Chthonic are a melodic black metal band incorporating classical Chinese music, with a penchant for the theme of Taiwanese independence. Sounds intriguing, right? On paper, this band should be good – but upon repeated listens to their newest offering Takasago Army, it becomes sadly apparent that they aren’t going to live up to expectations. Rather than building a solid foundation of extreme metal into which the band can weave their traditional instrumentation, they seem to have elected for a kind of Children of Bodom tribute act sound – only substituting keyboards for the Erhu. It’s such a shame, given the instrument’s haunting qualities, that it isn’t utilized to create something more unique in a genre which relies so heavily on atmosphere.
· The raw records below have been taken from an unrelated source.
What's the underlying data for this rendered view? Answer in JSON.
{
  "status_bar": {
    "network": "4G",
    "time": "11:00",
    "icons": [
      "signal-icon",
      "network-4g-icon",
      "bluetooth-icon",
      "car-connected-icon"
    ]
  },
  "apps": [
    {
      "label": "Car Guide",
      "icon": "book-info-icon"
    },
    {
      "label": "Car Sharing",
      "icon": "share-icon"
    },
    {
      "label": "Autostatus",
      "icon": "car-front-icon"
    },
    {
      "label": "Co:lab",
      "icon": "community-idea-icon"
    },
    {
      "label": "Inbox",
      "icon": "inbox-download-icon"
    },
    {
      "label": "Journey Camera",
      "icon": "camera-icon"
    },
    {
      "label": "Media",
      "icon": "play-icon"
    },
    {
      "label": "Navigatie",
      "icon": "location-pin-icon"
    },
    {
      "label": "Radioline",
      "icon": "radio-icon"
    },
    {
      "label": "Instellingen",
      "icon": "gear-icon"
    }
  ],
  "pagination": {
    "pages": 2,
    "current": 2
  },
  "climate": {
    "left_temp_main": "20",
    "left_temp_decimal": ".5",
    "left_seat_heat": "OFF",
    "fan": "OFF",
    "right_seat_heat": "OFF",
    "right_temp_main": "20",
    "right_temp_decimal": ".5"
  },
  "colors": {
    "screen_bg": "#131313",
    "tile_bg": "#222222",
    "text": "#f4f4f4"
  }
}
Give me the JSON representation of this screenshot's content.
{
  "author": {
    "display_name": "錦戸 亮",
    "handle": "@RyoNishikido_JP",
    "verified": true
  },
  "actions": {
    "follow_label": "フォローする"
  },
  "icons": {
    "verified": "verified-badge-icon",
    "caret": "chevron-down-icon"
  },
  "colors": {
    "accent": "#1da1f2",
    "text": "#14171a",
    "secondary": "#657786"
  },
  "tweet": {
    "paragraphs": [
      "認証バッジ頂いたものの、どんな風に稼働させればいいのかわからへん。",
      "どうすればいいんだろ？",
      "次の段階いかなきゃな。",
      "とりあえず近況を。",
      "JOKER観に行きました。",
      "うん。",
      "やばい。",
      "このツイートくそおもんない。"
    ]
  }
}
This record kicks off with melodic Erhu/keyboard instrumental ‘The Island’ – which gives the listener a sample of what to expect throughout. Although I’ve certainly never heard an album open this way, and thus have no gripes as far as originality is concerned, cracks can be observed in subsequent listens. Although you can appreciate that Chthonic are trying to exploit their instruments’ haunting poignancy, the associations just aren’t there. Whereas a Chinese listener may make associations with ghosts, magic and more standard black metal fare, I myself (and I fear other western listeners) am reminded of old men on boats catching fish with a bird (the stuff HSBC ads are made of)! In a nice contrast to the delicacy of ‘The Island’, during ‘The Legacy of Seediq’ we start to gather pace, as Freddy Lim’s vocals tear through a mid-tempo intro and display what we can pretty much expect from every subsequent track on the album. Although a perfectly passable metal offering in terms of speed, aggression and intricacy, there really isn’t anything to single this out as something unique, which is something that a band with Chthonic’s USP really ought to be able to boast.
Proceeding onto ‘Takao’ – my personal pick for the album’s stand-out track – we are treated to some tasty fret-board wankery punctuated with some meaty pinch harmonics. This is really where Chthonic’s obsessively precise production will divide opinion. Make no mistake, the production on this record is absolutely top notch – the question is, do you the listener really want that from a black metal record? Personally, I can’t stand how clean and sterile it all sounds, but to a more mainstream-oriented listener I’m sure there’s probably plenty to love here. ‘Oceanquake’ passes by in 3:45 of much more of the same – note no significant variations in terms of tempo so far, hampering the light and shade relationships established at the beginning of Takasago Army.
‘Southern Cross’ alleviates this tedium somewhat as a much punchier, politically-driven protest anthem, augmented with keyboard work allowing you to almost start to feel the anger of an oppressed nation. Next up, ‘Kaoru’, one of the longer tracks on the record at 5:38 begins to supply some of the savagery displayed on Chthonic’s previous releases as we finally get up to blastbeat speed, once again with Freddy’s vocals sounding vicious in places. However, it’s not long before the mediocrity sets in again with the more credible sections being offset against metalcore-ish dreck that sound beyond tired, and some vocals that recall Dani Filth in a heated debate with a Yorkshire terrier.
‘Broken Jade’ passes by in much the same spirit, leading into the mellow interlude of ‘Roots Regeneration’, which harks back to the Erhu-led album intro. Kudos to Chthonic for attempting to reintroduce some feeling of light and shade back into proceedings, but for one thing it just seems like too little too late two tracks away from the end of the album, and then there’s the inescapable fact that this really serves no purpose in terms of atmosphere. It remains my belief that Western audiences won’t see the incorporation of classical Chinese influences as something which contributes to creating a dark, ominous, majestic or haunting ambience, something arguably vital to the genre. That said, there is a hint of majesty in closer ‘Quell the Souls in sing Ling Temple’s intro, but then into yet more of the same.
To summarise, therefore, if you’re more into Borgir than Burzum you could well find something you like here. If, however you’re more of a die hard black-metaller, you’d probably do well to give this one a miss. Chthonic, then could well serve as a gateway band for those making tentative forays into more extreme metal genres, but if you want an oriental band with more credible black metal tendencies and a penchant for experimentation my money would be on the likes of Sigh rather than Chthonic.